### INPUT ###
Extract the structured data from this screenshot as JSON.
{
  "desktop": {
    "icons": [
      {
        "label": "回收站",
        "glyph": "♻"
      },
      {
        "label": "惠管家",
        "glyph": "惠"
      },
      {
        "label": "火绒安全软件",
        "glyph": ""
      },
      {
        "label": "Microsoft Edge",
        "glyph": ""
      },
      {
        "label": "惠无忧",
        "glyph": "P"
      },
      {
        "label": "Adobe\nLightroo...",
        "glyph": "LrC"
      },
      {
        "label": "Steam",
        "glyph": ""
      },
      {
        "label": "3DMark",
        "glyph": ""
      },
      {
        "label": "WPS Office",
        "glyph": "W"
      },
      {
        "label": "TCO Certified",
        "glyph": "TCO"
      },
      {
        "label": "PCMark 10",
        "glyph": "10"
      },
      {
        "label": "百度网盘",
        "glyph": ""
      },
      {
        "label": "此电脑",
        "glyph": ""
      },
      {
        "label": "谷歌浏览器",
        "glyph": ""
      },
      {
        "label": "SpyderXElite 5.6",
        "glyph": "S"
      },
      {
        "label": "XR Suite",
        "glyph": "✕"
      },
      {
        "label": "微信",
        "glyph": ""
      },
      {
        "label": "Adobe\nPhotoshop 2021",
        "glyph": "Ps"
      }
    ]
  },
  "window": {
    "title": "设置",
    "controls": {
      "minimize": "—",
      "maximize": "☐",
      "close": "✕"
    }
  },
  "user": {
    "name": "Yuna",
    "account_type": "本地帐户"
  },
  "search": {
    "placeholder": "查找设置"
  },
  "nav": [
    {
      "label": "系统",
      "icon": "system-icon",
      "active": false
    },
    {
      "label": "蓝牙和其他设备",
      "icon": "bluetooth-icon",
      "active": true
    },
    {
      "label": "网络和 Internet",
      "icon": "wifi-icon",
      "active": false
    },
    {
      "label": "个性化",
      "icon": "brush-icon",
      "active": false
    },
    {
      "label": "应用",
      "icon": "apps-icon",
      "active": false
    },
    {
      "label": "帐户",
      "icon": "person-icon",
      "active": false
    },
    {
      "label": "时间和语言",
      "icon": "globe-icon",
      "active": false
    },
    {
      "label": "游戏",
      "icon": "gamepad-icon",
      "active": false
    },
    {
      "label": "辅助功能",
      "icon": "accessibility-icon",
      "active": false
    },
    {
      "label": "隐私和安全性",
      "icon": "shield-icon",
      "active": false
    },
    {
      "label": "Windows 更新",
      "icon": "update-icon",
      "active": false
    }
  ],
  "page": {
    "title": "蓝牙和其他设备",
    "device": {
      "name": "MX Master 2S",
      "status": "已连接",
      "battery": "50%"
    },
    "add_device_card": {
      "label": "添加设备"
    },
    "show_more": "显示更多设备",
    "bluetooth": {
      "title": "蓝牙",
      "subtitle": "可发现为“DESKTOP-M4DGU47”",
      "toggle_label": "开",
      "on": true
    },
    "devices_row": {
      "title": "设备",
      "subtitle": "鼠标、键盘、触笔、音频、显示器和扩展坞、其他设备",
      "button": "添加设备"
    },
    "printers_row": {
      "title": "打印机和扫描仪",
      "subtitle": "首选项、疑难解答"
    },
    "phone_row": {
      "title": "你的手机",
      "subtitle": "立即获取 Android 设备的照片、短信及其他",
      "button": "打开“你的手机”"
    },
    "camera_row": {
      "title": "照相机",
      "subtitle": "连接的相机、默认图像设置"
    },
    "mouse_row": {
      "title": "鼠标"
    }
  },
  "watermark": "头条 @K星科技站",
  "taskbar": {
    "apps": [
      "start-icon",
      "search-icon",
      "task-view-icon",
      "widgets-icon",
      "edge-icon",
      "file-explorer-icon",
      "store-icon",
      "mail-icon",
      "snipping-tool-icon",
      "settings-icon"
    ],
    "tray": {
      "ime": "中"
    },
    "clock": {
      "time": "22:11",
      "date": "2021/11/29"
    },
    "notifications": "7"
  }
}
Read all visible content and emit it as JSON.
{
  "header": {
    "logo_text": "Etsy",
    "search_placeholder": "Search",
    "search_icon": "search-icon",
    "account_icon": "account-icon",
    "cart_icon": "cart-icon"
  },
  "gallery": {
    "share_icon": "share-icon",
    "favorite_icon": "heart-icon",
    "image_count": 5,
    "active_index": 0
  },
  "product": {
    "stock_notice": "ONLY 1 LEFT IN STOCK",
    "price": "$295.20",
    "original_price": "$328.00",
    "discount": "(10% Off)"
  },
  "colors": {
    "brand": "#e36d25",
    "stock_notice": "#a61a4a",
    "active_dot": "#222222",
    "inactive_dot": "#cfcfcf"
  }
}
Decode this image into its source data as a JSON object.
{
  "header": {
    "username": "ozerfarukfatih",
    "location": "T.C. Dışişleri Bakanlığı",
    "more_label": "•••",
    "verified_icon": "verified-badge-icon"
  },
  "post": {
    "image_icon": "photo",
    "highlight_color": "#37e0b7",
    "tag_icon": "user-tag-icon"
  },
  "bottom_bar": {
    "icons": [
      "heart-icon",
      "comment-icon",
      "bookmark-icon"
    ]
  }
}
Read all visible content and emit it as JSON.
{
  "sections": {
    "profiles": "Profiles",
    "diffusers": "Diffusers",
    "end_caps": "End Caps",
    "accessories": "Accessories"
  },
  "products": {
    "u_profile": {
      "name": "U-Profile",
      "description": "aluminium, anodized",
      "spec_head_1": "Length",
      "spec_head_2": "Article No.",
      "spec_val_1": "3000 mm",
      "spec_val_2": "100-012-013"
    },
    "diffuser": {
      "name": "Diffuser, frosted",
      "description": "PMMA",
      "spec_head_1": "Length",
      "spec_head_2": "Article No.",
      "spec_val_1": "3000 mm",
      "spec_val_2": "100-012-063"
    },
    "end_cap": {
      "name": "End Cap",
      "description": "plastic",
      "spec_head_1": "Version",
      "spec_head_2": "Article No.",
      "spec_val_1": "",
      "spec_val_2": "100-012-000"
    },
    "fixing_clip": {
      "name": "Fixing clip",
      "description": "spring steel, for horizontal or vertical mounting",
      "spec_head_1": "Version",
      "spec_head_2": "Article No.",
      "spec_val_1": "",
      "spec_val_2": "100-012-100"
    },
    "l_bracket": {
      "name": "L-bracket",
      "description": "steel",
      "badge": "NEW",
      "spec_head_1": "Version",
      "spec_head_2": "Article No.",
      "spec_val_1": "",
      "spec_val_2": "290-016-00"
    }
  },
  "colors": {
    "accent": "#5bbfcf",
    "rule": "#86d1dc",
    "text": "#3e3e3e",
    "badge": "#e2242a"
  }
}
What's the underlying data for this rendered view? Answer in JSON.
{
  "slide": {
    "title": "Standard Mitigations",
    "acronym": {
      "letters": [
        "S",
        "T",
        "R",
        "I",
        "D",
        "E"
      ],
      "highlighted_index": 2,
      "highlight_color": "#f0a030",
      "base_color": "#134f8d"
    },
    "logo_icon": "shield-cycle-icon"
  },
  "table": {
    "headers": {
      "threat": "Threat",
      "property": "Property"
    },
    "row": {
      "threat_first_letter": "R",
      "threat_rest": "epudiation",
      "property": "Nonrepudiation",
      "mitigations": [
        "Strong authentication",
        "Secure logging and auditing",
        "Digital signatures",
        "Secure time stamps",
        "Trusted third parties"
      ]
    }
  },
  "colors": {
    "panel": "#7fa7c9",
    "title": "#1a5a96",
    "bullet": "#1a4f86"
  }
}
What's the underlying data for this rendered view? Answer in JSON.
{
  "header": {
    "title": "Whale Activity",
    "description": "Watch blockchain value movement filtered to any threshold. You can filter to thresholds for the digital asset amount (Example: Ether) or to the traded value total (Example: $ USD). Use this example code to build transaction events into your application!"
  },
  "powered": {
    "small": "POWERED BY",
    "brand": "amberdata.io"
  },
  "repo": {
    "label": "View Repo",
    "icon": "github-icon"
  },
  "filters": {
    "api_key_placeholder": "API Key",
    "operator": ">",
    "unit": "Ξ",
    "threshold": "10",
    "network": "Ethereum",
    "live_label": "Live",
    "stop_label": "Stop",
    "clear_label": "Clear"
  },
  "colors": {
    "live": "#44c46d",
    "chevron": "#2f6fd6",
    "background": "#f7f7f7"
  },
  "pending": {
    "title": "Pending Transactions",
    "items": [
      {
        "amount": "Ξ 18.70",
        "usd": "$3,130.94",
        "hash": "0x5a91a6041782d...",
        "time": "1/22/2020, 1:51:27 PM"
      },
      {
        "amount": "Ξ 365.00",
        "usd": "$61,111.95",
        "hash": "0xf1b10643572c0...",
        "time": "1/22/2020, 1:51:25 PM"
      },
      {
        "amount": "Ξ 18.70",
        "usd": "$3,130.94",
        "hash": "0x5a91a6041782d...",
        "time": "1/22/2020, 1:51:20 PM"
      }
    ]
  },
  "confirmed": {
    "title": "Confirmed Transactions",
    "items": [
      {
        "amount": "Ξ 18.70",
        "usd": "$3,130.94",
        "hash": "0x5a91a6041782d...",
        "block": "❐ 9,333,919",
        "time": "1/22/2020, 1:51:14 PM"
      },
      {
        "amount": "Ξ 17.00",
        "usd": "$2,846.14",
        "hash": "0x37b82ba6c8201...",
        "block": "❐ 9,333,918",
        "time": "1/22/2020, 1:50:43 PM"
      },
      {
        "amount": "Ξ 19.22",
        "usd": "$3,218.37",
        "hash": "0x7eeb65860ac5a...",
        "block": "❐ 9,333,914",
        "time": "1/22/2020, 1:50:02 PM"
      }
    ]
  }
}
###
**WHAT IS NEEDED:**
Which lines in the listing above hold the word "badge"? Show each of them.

**WRITTEN ANSWER:**
    "verified_icon": "verified-badge-icon"
      "badge": "NEW",
    "badge": "#e2242a"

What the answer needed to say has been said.